==== DATA EXTRACTS

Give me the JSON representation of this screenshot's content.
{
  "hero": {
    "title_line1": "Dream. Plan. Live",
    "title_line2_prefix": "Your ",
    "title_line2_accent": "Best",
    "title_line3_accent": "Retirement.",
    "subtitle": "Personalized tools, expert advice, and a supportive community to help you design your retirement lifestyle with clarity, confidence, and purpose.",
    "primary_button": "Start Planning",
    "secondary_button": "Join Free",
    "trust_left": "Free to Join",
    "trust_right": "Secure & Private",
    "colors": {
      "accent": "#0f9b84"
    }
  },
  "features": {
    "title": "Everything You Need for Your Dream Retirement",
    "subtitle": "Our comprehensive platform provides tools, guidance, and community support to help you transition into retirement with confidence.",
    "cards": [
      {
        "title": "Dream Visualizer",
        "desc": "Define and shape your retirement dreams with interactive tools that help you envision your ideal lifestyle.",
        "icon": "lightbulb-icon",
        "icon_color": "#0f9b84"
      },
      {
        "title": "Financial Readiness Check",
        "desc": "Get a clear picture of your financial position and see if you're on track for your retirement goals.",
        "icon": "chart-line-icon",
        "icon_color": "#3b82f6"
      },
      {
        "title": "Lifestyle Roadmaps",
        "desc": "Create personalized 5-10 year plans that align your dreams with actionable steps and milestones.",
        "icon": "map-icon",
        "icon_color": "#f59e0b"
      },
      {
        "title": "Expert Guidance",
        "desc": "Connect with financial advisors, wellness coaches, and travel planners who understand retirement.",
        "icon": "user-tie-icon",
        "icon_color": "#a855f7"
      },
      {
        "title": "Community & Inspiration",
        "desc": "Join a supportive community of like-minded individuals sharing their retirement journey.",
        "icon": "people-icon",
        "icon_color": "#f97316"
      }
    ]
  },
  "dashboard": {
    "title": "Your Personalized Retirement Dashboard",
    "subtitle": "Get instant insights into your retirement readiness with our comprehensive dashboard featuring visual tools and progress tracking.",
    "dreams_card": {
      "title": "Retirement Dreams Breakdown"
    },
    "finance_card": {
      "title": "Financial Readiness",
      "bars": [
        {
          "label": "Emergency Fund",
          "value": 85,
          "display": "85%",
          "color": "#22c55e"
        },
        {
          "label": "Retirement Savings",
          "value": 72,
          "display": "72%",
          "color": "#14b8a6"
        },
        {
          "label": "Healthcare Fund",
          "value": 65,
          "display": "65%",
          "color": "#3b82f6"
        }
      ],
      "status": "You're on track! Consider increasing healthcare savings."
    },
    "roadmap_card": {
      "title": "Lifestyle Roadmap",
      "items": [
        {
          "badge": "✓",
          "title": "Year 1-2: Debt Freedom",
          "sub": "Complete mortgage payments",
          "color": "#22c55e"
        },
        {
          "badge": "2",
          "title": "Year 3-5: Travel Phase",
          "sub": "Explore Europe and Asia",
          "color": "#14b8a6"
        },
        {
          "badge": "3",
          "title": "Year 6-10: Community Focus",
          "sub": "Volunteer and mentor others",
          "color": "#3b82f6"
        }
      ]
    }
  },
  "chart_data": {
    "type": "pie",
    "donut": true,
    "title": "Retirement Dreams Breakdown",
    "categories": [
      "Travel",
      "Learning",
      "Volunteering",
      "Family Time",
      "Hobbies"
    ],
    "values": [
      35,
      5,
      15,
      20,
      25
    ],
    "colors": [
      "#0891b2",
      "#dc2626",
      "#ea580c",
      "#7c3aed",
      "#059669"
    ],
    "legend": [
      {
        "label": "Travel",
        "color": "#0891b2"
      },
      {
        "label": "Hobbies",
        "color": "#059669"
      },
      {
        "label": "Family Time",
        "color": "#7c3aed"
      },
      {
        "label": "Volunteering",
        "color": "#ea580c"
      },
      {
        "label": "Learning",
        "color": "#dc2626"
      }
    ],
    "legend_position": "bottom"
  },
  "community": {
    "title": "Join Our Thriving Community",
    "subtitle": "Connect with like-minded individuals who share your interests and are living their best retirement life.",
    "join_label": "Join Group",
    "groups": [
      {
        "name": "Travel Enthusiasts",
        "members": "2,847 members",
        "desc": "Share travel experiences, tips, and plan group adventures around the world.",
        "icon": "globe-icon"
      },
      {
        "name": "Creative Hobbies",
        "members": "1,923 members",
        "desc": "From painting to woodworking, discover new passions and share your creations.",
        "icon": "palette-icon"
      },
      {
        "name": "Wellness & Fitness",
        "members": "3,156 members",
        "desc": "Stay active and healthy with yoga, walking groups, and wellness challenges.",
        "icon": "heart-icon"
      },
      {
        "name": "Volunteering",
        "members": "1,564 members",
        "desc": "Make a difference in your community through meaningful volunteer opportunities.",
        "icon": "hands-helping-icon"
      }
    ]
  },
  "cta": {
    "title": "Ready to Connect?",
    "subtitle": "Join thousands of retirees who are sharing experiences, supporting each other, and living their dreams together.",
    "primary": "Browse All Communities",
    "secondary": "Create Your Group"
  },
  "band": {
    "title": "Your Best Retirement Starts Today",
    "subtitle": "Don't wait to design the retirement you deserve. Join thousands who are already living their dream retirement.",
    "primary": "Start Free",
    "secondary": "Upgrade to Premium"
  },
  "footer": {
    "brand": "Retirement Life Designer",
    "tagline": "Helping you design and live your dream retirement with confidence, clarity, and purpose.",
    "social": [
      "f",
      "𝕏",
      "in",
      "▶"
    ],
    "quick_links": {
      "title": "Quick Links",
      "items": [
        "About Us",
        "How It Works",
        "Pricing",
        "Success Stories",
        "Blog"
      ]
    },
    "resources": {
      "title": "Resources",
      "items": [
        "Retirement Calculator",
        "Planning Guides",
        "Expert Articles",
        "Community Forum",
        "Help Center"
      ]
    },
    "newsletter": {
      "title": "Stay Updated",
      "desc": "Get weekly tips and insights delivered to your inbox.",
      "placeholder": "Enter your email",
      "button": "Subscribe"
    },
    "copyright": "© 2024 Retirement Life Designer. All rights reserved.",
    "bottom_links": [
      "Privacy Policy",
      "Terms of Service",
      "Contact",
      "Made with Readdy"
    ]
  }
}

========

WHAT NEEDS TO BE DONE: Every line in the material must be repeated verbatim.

SOLVED EXERCISE:
Give me the JSON representation of this screenshot's content.
{
  "hero": {
    "title_line1": "Dream. Plan. Live",
    "title_line2_prefix": "Your ",
    "title_line2_accent": "Best",
    "title_line3_accent": "Retirement.",
    "subtitle": "Personalized tools, expert advice, and a supportive community to help you design your retirement lifestyle with clarity, confidence, and purpose.",
    "primary_button": "Start Planning",
    "secondary_button": "Join Free",
    "trust_left": "Free to Join",
    "trust_right": "Secure & Private",
    "colors": {
      "accent": "#0f9b84"
    }
  },
  "features": {
    "title": "Everything You Need for Your Dream Retirement",
    "subtitle": "Our comprehensive platform provides tools, guidance, and community support to help you transition into retirement with confidence.",
    "cards": [
      {
        "title": "Dream Visualizer",
        "desc": "Define and shape your retirement dreams with interactive tools that help you envision your ideal lifestyle.",
        "icon": "lightbulb-icon",
        "icon_color": "#0f9b84"
      },
      {
        "title": "Financial Readiness Check",
        "desc": "Get a clear picture of your financial position and see if you're on track for your retirement goals.",
        "icon": "chart-line-icon",
        "icon_color": "#3b82f6"
      },
      {
        "title": "Lifestyle Roadmaps",
        "desc": "Create personalized 5-10 year plans that align your dreams with actionable steps and milestones.",
        "icon": "map-icon",
        "icon_color": "#f59e0b"
      },
      {
        "title": "Expert Guidance",
        "desc": "Connect with financial advisors, wellness coaches, and travel planners who understand retirement.",
        "icon": "user-tie-icon",
        "icon_color": "#a855f7"
      },
      {
        "title": "Community & Inspiration",
        "desc": "Join a supportive community of like-minded individuals sharing their retirement journey.",
        "icon": "people-icon",
        "icon_color": "#f97316"
      }
    ]
  },
  "dashboard": {
    "title": "Your Personalized Retirement Dashboard",
    "subtitle": "Get instant insights into your retirement readiness with our comprehensive dashboard featuring visual tools and progress tracking.",
    "dreams_card": {
      "title": "Retirement Dreams Breakdown"
    },
    "finance_card": {
      "title": "Financial Readiness",
      "bars": [
        {
          "label": "Emergency Fund",
          "value": 85,
          "display": "85%",
          "color": "#22c55e"
        },
        {
          "label": "Retirement Savings",
          "value": 72,
          "display": "72%",
          "color": "#14b8a6"
        },
        {
          "label": "Healthcare Fund",
          "value": 65,
          "display": "65%",
          "color": "#3b82f6"
        }
      ],
      "status": "You're on track! Consider increasing healthcare savings."
    },
    "roadmap_card": {
      "title": "Lifestyle Roadmap",
      "items": [
        {
          "badge": "✓",
          "title": "Year 1-2: Debt Freedom",
          "sub": "Complete mortgage payments",
          "color": "#22c55e"
        },
        {
          "badge": "2",
          "title": "Year 3-5: Travel Phase",
          "sub": "Explore Europe and Asia",
          "color": "#14b8a6"
        },
        {
          "badge": "3",
          "title": "Year 6-10: Community Focus",
          "sub": "Volunteer and mentor others",
          "color": "#3b82f6"
        }
      ]
    }
  },
  "chart_data": {
    "type": "pie",
    "donut": true,
    "title": "Retirement Dreams Breakdown",
    "categories": [
      "Travel",
      "Learning",
      "Volunteering",
      "Family Time",
      "Hobbies"
    ],
    "values": [
      35,
      5,
      15,
      20,
      25
    ],
    "colors": [
      "#0891b2",
      "#dc2626",
      "#ea580c",
      "#7c3aed",
      "#059669"
    ],
    "legend": [
      {
        "label": "Travel",
        "color": "#0891b2"
      },
      {
        "label": "Hobbies",
        "color": "#059669"
      },
      {
        "label": "Family Time",
        "color": "#7c3aed"
      },
      {
        "label": "Volunteering",
        "color": "#ea580c"
      },
      {
        "label": "Learning",
        "color": "#dc2626"
      }
    ],
    "legend_position": "bottom"
  },
  "community": {
    "title": "Join Our Thriving Community",
    "subtitle": "Connect with like-minded individuals who share your interests and are living their best retirement life.",
    "join_label": "Join Group",
    "groups": [
      {
        "name": "Travel Enthusiasts",
        "members": "2,847 members",
        "desc": "Share travel experiences, tips, and plan group adventures around the world.",
        "icon": "globe-icon"
      },
      {
        "name": "Creative Hobbies",
        "members": "1,923 members",
        "desc": "From painting to woodworking, discover new passions and share your creations.",
        "icon": "palette-icon"
      },
      {
        "name": "Wellness & Fitness",
        "members": "3,156 members",
        "desc": "Stay active and healthy with yoga, walking groups, and wellness challenges.",
        "icon": "heart-icon"
      },
      {
        "name": "Volunteering",
        "members": "1,564 members",
        "desc": "Make a difference in your community through meaningful volunteer opportunities.",
        "icon": "hands-helping-icon"
      }
    ]
  },
  "cta": {
    "title": "Ready to Connect?",
    "subtitle": "Join thousands of retirees who are sharing experiences, supporting each other, and living their dreams together.",
    "primary": "Browse All Communities",
    "secondary": "Create Your Group"
  },
  "band": {
    "title": "Your Best Retirement Starts Today",
    "subtitle": "Don't wait to design the retirement you deserve. Join thousands who are already living their dream retirement.",
    "primary": "Start Free",
    "secondary": "Upgrade to Premium"
  },
  "footer": {
    "brand": "Retirement Life Designer",
    "tagline": "Helping you design and live your dream retirement with confidence, clarity, and purpose.",
    "social": [
      "f",
      "𝕏",
      "in",
      "▶"
    ],
    "quick_links": {
      "title": "Quick Links",
      "items": [
        "About Us",
        "How It Works",
        "Pricing",
        "Success Stories",
        "Blog"
      ]
    },
    "resources": {
      "title": "Resources",
      "items": [
        "Retirement Calculator",
        "Planning Guides",
        "Expert Articles",
        "Community Forum",
        "Help Center"
      ]
    },
    "newsletter": {
      "title": "Stay Updated",
      "desc": "Get weekly tips and insights delivered to your inbox.",
      "placeholder": "Enter your email",
      "button": "Subscribe"
    },
    "copyright": "© 2024 Retirement Life Designer. All rights reserved.",
    "bottom_links": [
      "Privacy Policy",
      "Terms of Service",
      "Contact",
      "Made with Readdy"
    ]
  }
}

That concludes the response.